YOUR TASK
In the records below, find the line containing "Output a JSON"; restate it and every later line word for word, through the last.

[Items from an interface collection]
[Start of Attachment]
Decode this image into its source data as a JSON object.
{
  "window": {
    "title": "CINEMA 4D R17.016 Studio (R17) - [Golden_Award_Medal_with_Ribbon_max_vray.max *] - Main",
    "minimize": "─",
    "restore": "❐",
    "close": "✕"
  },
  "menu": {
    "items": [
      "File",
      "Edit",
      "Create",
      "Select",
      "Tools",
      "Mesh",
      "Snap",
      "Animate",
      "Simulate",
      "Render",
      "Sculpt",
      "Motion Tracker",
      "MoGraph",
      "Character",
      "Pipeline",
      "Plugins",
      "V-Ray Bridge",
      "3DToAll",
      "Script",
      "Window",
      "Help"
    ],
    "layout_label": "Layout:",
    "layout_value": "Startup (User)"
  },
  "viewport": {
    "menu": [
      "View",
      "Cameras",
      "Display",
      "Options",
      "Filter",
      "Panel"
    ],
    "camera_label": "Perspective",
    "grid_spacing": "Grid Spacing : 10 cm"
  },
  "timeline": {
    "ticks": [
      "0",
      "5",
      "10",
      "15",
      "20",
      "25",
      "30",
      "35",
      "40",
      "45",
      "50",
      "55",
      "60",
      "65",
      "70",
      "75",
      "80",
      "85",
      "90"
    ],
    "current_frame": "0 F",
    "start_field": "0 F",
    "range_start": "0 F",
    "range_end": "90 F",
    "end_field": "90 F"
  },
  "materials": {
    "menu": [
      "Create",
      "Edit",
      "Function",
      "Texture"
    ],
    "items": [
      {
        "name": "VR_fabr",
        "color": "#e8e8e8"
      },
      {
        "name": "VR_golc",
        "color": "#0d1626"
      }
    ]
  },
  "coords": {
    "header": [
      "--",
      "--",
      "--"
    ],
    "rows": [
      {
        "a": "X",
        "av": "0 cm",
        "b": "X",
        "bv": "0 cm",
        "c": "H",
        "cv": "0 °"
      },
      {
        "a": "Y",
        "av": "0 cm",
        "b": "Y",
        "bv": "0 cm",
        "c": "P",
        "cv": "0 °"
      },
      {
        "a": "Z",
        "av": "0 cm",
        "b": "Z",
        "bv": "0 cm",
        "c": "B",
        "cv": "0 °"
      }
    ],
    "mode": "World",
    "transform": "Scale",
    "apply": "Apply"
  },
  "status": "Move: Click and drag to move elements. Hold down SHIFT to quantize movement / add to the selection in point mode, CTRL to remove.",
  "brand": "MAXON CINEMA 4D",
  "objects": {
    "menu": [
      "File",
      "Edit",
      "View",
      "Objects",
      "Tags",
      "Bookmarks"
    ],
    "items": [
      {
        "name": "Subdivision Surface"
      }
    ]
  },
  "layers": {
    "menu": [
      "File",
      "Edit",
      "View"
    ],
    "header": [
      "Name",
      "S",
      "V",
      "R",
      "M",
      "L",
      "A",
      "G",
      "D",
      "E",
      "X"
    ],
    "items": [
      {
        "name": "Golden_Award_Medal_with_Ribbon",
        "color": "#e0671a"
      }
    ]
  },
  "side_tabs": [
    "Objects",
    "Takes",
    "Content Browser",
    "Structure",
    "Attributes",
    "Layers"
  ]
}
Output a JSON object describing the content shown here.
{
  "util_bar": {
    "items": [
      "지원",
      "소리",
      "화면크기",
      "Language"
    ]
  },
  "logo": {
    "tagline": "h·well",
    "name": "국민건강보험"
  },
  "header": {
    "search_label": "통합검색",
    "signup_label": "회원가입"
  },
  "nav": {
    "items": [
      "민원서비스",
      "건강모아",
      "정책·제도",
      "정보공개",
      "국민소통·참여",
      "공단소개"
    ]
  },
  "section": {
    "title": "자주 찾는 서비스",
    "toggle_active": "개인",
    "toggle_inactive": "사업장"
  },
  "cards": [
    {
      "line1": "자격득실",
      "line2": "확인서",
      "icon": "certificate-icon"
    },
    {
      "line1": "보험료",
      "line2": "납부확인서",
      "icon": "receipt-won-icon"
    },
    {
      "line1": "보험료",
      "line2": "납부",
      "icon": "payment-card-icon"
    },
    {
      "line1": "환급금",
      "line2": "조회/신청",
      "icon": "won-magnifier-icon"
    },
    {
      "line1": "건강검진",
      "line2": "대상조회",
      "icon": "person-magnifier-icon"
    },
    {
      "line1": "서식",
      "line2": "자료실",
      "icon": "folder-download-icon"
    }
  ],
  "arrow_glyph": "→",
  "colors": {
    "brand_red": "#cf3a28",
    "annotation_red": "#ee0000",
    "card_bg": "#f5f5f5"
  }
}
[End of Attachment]
ANSWER TO THIS TASK
Output a JSON object describing the content shown here.
{
  "util_bar": {
    "items": [
      "지원",
      "소리",
      "화면크기",
      "Language"
    ]
  },
  "logo": {
    "tagline": "h·well",
    "name": "국민건강보험"
  },
  "header": {
    "search_label": "통합검색",
    "signup_label": "회원가입"
  },
  "nav": {
    "items": [
      "민원서비스",
      "건강모아",
      "정책·제도",
      "정보공개",
      "국민소통·참여",
      "공단소개"
    ]
  },
  "section": {
    "title": "자주 찾는 서비스",
    "toggle_active": "개인",
    "toggle_inactive": "사업장"
  },
  "cards": [
    {
      "line1": "자격득실",
      "line2": "확인서",
      "icon": "certificate-icon"
    },
    {
      "line1": "보험료",
      "line2": "납부확인서",
      "icon": "receipt-won-icon"
    },
    {
      "line1": "보험료",
      "line2": "납부",
      "icon": "payment-card-icon"
    },
    {
      "line1": "환급금",
      "line2": "조회/신청",
      "icon": "won-magnifier-icon"
    },
    {
      "line1": "건강검진",
      "line2": "대상조회",
      "icon": "person-magnifier-icon"
    },
    {
      "line1": "서식",
      "line2": "자료실",
      "icon": "folder-download-icon"
    }
  ],
  "arrow_glyph": "→",
  "colors": {
    "brand_red": "#cf3a28",
    "annotation_red": "#ee0000",
    "card_bg": "#f5f5f5"
  }
}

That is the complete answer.